Here’s one thing I was told (and often): “Sleep now, because you won’t be sleeping once the baby comes.” Yeah, dumbest thing I’ve ever heard. You can’t bank sleep, only catch up on it. But that is typically the advice I was given as a first time dad.
For our story, we didn’t have a perfect first-time birth. There were several complications, and some of them came back to bight us in the months following. But we’re here, and we’re alive, we’re sane (sort of, haha), and we’re wiser. There were several lessons I had to learn on my own. In fact, when I shared one of my learned lessons with a guy I know who was about to have his first child, he responded, “Thank you. I haven’t heard that one before.”

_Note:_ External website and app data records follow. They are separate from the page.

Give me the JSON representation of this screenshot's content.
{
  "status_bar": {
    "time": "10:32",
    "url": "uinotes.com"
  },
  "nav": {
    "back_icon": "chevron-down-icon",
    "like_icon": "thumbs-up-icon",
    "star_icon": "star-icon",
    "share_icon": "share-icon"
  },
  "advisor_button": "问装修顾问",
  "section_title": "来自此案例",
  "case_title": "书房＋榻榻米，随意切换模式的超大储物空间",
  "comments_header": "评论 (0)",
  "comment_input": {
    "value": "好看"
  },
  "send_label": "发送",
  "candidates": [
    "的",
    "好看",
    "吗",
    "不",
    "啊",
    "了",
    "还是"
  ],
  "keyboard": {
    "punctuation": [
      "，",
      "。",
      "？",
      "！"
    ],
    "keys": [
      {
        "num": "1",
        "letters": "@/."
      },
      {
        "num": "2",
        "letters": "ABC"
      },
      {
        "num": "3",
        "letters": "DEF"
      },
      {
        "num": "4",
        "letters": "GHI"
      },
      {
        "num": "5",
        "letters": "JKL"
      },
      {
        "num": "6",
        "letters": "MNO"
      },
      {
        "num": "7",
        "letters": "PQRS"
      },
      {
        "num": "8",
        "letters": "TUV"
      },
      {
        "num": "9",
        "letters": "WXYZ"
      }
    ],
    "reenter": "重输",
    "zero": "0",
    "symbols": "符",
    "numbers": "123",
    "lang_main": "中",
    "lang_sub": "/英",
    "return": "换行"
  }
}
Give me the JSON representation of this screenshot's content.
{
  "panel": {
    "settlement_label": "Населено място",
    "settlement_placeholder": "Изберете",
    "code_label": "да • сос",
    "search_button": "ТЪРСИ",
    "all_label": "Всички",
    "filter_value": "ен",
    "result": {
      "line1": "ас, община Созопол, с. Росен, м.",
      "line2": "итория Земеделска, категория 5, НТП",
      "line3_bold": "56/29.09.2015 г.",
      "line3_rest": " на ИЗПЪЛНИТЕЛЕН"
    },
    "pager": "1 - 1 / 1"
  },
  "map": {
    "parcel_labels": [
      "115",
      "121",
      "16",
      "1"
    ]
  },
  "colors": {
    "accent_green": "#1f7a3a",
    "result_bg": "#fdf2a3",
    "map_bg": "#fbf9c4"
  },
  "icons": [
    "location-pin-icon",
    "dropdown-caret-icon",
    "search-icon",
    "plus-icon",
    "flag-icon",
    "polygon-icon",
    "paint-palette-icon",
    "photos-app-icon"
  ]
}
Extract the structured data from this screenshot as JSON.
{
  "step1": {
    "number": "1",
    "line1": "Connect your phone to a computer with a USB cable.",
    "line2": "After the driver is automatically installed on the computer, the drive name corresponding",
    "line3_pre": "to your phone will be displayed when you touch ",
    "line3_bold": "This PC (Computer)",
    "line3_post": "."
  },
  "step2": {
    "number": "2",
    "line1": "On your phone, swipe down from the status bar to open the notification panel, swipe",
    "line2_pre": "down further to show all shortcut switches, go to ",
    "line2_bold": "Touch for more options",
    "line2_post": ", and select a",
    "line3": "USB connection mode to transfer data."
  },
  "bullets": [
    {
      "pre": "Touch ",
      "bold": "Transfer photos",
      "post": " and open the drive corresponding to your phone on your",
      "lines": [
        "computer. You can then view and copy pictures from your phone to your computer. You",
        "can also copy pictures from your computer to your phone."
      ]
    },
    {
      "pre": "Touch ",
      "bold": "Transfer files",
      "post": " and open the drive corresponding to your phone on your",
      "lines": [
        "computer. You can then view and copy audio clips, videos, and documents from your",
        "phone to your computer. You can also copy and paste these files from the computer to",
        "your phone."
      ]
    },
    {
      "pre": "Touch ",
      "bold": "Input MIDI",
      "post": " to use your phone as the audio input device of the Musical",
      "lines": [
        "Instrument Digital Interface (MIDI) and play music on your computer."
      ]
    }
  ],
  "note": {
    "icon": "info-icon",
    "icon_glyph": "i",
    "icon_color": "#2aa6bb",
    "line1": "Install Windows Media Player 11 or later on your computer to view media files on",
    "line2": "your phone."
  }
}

That got me thinking that maybe some others can hopefully learn from the things I’ve learned. That’s what the Bible talks about in 2 Corinthians 1:4 when it says “[God the Father] comforts us in all our affliction, so that we may be able to comfort those who are in any affliction, with the comfort with which we ourselves are comforted by God.”
So here’s 4 lessons I’ve learned from becoming a dad.
- Take care of your wife. Sounds obvious right? But here’s the thing. When you have a baby, everything changes. Simple tasks aren’t that simple anymore. She’s deprived of sleep, energy, and usually needs some time to heal anyways (She just pushed a human out of her body, for crying out loud). It can look like:
- Doing the dishes
- doing the laundry
- getting the baby up, and bringing them to her so she can stay in bed.
- Inviting other moms over. This is one I wish I had done. It will be hugely encouraging to her to have other moms to talk to, even if only for a little while. And while it’s fantastic to have her mom over, I’m talking about also igniting young moms. Mothers that have gone through the same experience within the last five years.
- Take care of yourself. This also sounds obvious, but hear me out. You will be running ragged, adjusting to your new lifestyle. You will be way to tired. But in the middle of all that, you need to make sure to take care of yourself. If you don’t, eventually you won’t have anything to give to your wife and child. Take a short nap when you can. Maybe play your favorite video game for 30 minutes to unwind.
- Talk with wisdom. When you go out in public, a lot of people are going to ask how you are doing. What I would advise is to be careful with whom you share all the details. Obviously I’m not saying put yourself at medical risk by saying nothing. But if you’re having a really hard time and want to talk (yes gentlemen, you can talk with another guy about this), then do it with your very close friends. Go to your pastor, or better yet, invite them over for a brief visit. My point is, if you are having struggles, share it with the people that can actually help, that know you the best, and that truly care for you.
- Have your Quiet Time. Wish I was more consistent with this when our daughter was born, because I felt my need for God more then than I ever have before. You need God, bro. You will totally burn out if you ignore Him. It’s not guaranteed to be easy, but He will give you strength to get through it.
I would highly recommend Pastor James MacDonald’s Act Like Men devotional*. I think it’s the best devotional for men in part because it’s actually written for men. Short chapters, short paragraphs, plenty of examples, and biblical truth that cuts to the heart. Also, it’s 40 days long, so it will get you through the first month and a half of having a newborn.
“If you are having struggles, share it with the people that can actually help, that know you the best, and that truly care for you.”